/---

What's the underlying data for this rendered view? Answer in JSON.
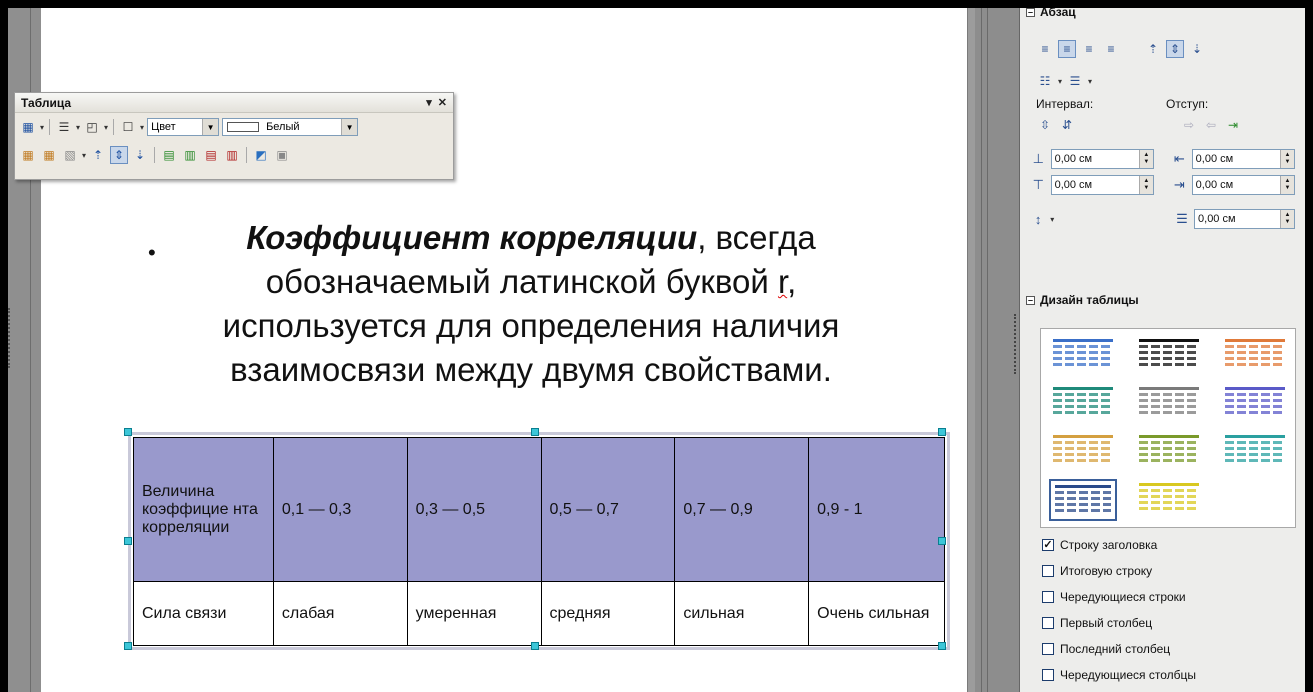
{
  "toolbar": {
    "title": "Таблица",
    "menu_glyph": "▾",
    "close_glyph": "✕",
    "border_color_label": "Цвет",
    "fill_color_label": "Белый"
  },
  "slide": {
    "bullet": "•",
    "term": "Коэффициент корреляции",
    "after_term": ", всегда",
    "line2_before": "обозначаемый латинской буквой ",
    "line2_letter": "r",
    "line2_after": ",",
    "line3": "используется для определения наличия",
    "line4": "взаимосвязи между двумя свойствами."
  },
  "table": {
    "header": [
      "Величина коэффицие нта корреляции",
      "0,1 — 0,3",
      "0,3 — 0,5",
      "0,5 — 0,7",
      "0,7 — 0,9",
      "0,9 - 1"
    ],
    "row": [
      "Сила связи",
      "слабая",
      "умеренная",
      "средняя",
      "сильная",
      "Очень сильная"
    ]
  },
  "sidebar": {
    "paragraph_title": "Абзац",
    "interval_label": "Интервал:",
    "indent_label": "Отступ:",
    "spacing_above": "0,00 см",
    "spacing_below": "0,00 см",
    "indent_before": "0,00 см",
    "indent_after": "0,00 см",
    "first_line": "0,00 см",
    "table_design_title": "Дизайн таблицы",
    "checks": [
      {
        "label": "Строку заголовка",
        "checked": true
      },
      {
        "label": "Итоговую строку",
        "checked": false
      },
      {
        "label": "Чередующиеся строки",
        "checked": false
      },
      {
        "label": "Первый столбец",
        "checked": false
      },
      {
        "label": "Последний столбец",
        "checked": false
      },
      {
        "label": "Чередующиеся столбцы",
        "checked": false
      }
    ]
  },
  "colors": {
    "table_header_fill": "#9999cc",
    "selection_handle": "#3cc6d8",
    "gallery_styles": [
      "#3a6fc8",
      "#111111",
      "#e07a3a",
      "#1f8a7a",
      "#7a7a7a",
      "#5a5ac8",
      "#d4a040",
      "#7a9a2a",
      "#2aa0a0",
      "#2a4a8a",
      "#d8c820"
    ]
  }
}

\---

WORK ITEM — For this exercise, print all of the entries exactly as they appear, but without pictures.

SOLUTION TO THIS EXERCISE —
What's the underlying data for this rendered view? Answer in JSON.
{
  "toolbar": {
    "title": "Таблица",
    "menu_glyph": "▾",
    "close_glyph": "✕",
    "border_color_label": "Цвет",
    "fill_color_label": "Белый"
  },
  "slide": {
    "bullet": "•",
    "term": "Коэффициент корреляции",
    "after_term": ", всегда",
    "line2_before": "обозначаемый латинской буквой ",
    "line2_letter": "r",
    "line2_after": ",",
    "line3": "используется для определения наличия",
    "line4": "взаимосвязи между двумя свойствами."
  },
  "table": {
    "header": [
      "Величина коэффицие нта корреляции",
      "0,1 — 0,3",
      "0,3 — 0,5",
      "0,5 — 0,7",
      "0,7 — 0,9",
      "0,9 - 1"
    ],
    "row": [
      "Сила связи",
      "слабая",
      "умеренная",
      "средняя",
      "сильная",
      "Очень сильная"
    ]
  },
  "sidebar": {
    "paragraph_title": "Абзац",
    "interval_label": "Интервал:",
    "indent_label": "Отступ:",
    "spacing_above": "0,00 см",
    "spacing_below": "0,00 см",
    "indent_before": "0,00 см",
    "indent_after": "0,00 см",
    "first_line": "0,00 см",
    "table_design_title": "Дизайн таблицы",
    "checks": [
      {
        "label": "Строку заголовка",
        "checked": true
      },
      {
        "label": "Итоговую строку",
        "checked": false
      },
      {
        "label": "Чередующиеся строки",
        "checked": false
      },
      {
        "label": "Первый столбец",
        "checked": false
      },
      {
        "label": "Последний столбец",
        "checked": false
      },
      {
        "label": "Чередующиеся столбцы",
        "checked": false
      }
    ]
  },
  "colors": {
    "table_header_fill": "#9999cc",
    "selection_handle": "#3cc6d8",
    "gallery_styles": [
      "#3a6fc8",
      "#111111",
      "#e07a3a",
      "#1f8a7a",
      "#7a7a7a",
      "#5a5ac8",
      "#d4a040",
      "#7a9a2a",
      "#2aa0a0",
      "#2a4a8a",
      "#d8c820"
    ]
  }
}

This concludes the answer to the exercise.